- AstraZeneca said in response that the legal action by the EU was without merit and pledged to defend itself strongly in court.
- "The Commission has started last Friday a legal action against AstraZeneca," the EU spokesman told a news conference, noting all 27 EU states backed the move.
BRUSSELS: The European Commission said on Monday it had launched legal action against AstraZeneca for not respecting its contract for the supply of COVID-19 vaccines and for not having a "reliable" plan to ensure timely deliveries.
AstraZeneca said in response that the legal action by the EU was without merit and pledged to defend itself strongly in court.
"AstraZeneca has fully complied with the Advance Purchase Agreement with the European Commission and will strongly defend itself in court. We believe any litigation is without merit and we welcome this opportunity to resolve this dispute as soon as possible," AstraZeneca said in a statement on Monday.

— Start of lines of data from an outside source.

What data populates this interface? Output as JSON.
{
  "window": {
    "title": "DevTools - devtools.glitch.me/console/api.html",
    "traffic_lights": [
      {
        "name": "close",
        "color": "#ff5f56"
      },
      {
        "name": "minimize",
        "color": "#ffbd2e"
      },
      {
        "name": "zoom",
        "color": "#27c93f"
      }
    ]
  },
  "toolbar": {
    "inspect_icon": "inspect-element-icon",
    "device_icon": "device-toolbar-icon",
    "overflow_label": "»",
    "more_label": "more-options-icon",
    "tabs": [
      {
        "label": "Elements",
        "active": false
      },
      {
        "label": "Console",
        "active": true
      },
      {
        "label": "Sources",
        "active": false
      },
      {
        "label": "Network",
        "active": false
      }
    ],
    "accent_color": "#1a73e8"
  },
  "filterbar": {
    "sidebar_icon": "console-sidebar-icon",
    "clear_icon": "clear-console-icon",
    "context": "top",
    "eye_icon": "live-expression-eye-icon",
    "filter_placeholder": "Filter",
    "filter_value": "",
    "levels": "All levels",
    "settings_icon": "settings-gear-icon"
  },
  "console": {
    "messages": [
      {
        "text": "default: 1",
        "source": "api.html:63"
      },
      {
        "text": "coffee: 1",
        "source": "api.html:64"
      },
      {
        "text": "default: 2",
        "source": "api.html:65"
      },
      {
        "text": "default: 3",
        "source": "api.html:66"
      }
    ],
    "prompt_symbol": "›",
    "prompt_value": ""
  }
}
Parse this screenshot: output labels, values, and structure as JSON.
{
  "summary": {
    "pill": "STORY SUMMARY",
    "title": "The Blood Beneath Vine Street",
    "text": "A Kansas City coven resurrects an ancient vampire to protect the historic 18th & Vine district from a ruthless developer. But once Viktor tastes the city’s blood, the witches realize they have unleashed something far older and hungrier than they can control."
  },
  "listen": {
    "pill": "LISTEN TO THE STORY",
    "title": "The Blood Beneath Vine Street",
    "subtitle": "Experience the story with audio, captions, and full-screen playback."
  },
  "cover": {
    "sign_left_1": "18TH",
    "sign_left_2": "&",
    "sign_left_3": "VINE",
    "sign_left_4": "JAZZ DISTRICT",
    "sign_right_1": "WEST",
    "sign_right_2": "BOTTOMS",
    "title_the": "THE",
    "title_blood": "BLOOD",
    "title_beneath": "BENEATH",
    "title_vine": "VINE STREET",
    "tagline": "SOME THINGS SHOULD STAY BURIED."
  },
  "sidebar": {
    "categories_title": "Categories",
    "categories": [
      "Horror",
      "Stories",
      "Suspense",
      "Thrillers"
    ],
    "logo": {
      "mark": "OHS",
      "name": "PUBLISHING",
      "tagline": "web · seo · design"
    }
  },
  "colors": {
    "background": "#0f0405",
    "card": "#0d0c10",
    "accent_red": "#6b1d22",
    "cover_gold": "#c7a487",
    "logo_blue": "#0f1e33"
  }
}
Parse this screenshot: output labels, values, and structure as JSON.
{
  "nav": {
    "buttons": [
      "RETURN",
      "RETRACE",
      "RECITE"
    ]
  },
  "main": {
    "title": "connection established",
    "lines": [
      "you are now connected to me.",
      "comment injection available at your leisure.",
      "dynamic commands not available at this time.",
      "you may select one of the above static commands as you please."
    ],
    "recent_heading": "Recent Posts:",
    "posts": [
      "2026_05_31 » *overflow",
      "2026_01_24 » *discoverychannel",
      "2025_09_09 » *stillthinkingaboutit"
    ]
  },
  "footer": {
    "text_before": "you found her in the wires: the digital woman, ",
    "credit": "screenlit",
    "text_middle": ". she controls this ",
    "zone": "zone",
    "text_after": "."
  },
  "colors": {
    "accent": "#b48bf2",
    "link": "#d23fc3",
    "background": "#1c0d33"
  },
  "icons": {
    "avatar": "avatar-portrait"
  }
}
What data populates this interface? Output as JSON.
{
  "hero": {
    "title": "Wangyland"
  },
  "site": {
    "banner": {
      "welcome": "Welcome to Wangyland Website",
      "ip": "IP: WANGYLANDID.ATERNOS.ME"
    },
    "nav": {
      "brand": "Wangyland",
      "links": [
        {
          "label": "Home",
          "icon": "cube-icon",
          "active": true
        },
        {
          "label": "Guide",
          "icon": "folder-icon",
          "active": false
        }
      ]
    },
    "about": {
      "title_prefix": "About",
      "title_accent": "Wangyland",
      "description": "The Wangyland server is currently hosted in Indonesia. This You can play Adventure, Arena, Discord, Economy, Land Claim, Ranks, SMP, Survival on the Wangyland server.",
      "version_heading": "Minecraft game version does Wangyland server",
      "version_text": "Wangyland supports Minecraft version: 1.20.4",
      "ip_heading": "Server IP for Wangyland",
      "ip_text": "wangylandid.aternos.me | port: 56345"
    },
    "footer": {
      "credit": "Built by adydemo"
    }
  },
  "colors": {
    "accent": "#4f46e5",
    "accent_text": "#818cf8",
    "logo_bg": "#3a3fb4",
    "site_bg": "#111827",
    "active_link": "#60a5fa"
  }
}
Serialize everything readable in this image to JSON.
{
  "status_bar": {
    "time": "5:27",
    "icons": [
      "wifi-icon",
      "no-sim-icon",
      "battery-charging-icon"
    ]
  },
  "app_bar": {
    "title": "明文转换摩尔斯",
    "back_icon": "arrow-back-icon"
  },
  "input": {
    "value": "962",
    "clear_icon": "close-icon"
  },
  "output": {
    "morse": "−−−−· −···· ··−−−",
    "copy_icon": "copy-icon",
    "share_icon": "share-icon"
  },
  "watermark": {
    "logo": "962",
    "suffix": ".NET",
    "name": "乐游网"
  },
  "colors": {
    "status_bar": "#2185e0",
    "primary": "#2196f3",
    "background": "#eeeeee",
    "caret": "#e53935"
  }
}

Under the contract, the Anglo-Swedish company had committed to making its "best reasonable efforts" to deliver 180 million vaccine doses to the EU in the second quarter of this year, for a total of 300 million in the period from December to June.
But AstraZeneca said in a statement on March 12 it would aim to deliver only one-third of that by the end of June, of which about 70 million in the second quarter. A week after that, the Commission sent a legal letter to the company in the first step of a formal procedure to resolve disputes.
"The Commission has started last Friday a legal action against AstraZeneca," the EU spokesman told a news conference, noting all 27 EU states backed the move.
"Some terms of the contract have not been respected and the company has not been in a position to come up with a reliable strategy to ensure timely delivery of doses," the spokesman said, explaining what triggered the move.
Under the contract, the case will need to be resolved by Belgian courts.
"We want to make sure there is a speedy delivery of a sufficient number of doses that European citizens are entitled to and which have been promised on the basis of the contract," the spokesman said.
"Every vaccine dose counts," EU health commissioner Stella Kyriakides said on Twitter, announcing the legal proceedings against AstraZeneca.
Germany, France and Hungary were among EU states that were initially reticent to sue the company, diplomats said, but eventually they supported the move.
The EU wants AstraZeneca to deliver the promised 300 million doses, but in a further sign of its irritation towards the company, it has already forgone another 100 million shots that it had an option to buy under the contract signed in August.